Extracted material below:
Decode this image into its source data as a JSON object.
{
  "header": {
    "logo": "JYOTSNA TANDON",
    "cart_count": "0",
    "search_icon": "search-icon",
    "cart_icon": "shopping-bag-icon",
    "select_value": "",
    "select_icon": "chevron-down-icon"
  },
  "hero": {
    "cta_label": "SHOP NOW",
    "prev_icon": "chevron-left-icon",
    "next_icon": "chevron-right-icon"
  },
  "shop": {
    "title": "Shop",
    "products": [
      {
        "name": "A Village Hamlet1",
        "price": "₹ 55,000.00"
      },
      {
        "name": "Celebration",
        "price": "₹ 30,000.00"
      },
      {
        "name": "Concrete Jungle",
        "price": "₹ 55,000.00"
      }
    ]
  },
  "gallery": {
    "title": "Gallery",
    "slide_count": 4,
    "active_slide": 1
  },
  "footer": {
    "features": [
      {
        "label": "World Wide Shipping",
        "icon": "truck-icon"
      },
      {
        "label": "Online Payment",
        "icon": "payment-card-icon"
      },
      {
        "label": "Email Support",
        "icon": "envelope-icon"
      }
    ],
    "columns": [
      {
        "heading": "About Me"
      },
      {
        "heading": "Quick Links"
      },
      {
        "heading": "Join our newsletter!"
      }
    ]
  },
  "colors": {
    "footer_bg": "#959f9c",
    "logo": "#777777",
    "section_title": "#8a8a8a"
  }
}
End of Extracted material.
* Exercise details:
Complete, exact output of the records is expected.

* Response to the exercise:
Decode this image into its source data as a JSON object.
{
  "header": {
    "logo": "JYOTSNA TANDON",
    "cart_count": "0",
    "search_icon": "search-icon",
    "cart_icon": "shopping-bag-icon",
    "select_value": "",
    "select_icon": "chevron-down-icon"
  },
  "hero": {
    "cta_label": "SHOP NOW",
    "prev_icon": "chevron-left-icon",
    "next_icon": "chevron-right-icon"
  },
  "shop": {
    "title": "Shop",
    "products": [
      {
        "name": "A Village Hamlet1",
        "price": "₹ 55,000.00"
      },
      {
        "name": "Celebration",
        "price": "₹ 30,000.00"
      },
      {
        "name": "Concrete Jungle",
        "price": "₹ 55,000.00"
      }
    ]
  },
  "gallery": {
    "title": "Gallery",
    "slide_count": 4,
    "active_slide": 1
  },
  "footer": {
    "features": [
      {
        "label": "World Wide Shipping",
        "icon": "truck-icon"
      },
      {
        "label": "Online Payment",
        "icon": "payment-card-icon"
      },
      {
        "label": "Email Support",
        "icon": "envelope-icon"
      }
    ],
    "columns": [
      {
        "heading": "About Me"
      },
      {
        "heading": "Quick Links"
      },
      {
        "heading": "Join our newsletter!"
      }
    ]
  },
  "colors": {
    "footer_bg": "#959f9c",
    "logo": "#777777",
    "section_title": "#8a8a8a"
  }
}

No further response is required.